**Website and app data records:**
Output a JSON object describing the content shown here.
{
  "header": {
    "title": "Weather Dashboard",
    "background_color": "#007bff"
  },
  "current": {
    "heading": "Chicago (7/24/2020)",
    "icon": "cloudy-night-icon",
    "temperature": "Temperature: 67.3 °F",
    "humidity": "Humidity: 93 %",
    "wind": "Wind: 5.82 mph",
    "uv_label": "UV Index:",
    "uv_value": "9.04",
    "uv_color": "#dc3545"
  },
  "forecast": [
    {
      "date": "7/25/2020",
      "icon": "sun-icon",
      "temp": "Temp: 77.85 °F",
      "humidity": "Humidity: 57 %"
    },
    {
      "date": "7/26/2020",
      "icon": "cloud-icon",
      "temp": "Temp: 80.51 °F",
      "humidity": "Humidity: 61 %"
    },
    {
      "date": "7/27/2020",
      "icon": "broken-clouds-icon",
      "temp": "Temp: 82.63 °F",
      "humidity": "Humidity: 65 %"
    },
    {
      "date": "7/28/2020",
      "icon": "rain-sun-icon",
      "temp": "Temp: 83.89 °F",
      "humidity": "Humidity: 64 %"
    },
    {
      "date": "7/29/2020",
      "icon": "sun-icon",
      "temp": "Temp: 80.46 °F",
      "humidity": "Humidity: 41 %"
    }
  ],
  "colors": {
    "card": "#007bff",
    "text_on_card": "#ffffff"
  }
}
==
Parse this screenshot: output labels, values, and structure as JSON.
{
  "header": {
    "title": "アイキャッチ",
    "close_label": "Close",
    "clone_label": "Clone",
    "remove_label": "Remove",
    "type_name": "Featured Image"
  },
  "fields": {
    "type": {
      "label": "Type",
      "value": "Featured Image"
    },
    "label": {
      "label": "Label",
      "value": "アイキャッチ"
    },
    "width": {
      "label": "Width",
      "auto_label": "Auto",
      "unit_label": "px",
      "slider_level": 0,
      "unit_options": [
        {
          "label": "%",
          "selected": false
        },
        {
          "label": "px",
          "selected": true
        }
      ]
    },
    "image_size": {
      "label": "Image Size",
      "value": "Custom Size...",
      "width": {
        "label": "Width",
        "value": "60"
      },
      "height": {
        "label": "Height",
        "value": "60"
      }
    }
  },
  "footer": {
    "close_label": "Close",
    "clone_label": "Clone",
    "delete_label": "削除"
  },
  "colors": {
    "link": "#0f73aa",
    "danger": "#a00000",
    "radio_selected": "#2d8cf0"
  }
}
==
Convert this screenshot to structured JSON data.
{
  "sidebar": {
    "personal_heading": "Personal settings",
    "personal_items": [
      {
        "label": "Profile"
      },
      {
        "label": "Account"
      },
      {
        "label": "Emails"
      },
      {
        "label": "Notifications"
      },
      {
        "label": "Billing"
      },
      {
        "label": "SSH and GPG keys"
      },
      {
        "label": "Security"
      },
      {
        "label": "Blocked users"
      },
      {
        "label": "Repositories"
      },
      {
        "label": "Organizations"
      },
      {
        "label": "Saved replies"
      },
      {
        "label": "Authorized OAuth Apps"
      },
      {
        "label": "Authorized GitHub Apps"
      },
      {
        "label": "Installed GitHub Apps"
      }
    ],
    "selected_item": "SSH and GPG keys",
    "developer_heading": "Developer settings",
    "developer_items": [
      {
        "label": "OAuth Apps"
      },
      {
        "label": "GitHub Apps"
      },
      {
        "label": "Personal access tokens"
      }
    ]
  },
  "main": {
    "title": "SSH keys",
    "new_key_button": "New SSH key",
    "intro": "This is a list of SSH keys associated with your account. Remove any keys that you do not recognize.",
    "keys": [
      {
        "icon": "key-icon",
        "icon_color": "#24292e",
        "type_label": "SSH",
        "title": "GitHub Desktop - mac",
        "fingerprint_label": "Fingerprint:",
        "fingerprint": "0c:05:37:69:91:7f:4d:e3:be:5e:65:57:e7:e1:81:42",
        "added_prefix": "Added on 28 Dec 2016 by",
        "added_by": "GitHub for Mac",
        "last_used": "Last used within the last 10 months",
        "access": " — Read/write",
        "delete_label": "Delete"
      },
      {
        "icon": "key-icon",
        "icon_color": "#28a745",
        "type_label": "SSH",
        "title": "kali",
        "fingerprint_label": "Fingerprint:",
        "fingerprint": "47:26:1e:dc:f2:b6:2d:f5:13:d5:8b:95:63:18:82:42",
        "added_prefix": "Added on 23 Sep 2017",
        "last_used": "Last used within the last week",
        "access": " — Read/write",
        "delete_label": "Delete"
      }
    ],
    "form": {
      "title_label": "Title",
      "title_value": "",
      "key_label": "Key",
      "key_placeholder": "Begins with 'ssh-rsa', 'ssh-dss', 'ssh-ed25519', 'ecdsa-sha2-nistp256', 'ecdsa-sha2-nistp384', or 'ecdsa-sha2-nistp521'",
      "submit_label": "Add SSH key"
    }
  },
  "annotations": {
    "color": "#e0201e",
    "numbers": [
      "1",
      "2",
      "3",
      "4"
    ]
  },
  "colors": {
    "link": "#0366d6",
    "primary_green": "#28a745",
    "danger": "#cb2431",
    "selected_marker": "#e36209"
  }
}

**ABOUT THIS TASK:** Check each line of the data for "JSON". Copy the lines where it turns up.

**RESPONSE AREA:**
Output a JSON object describing the content shown here.
Parse this screenshot: output labels, values, and structure as JSON.
Convert this screenshot to structured JSON data.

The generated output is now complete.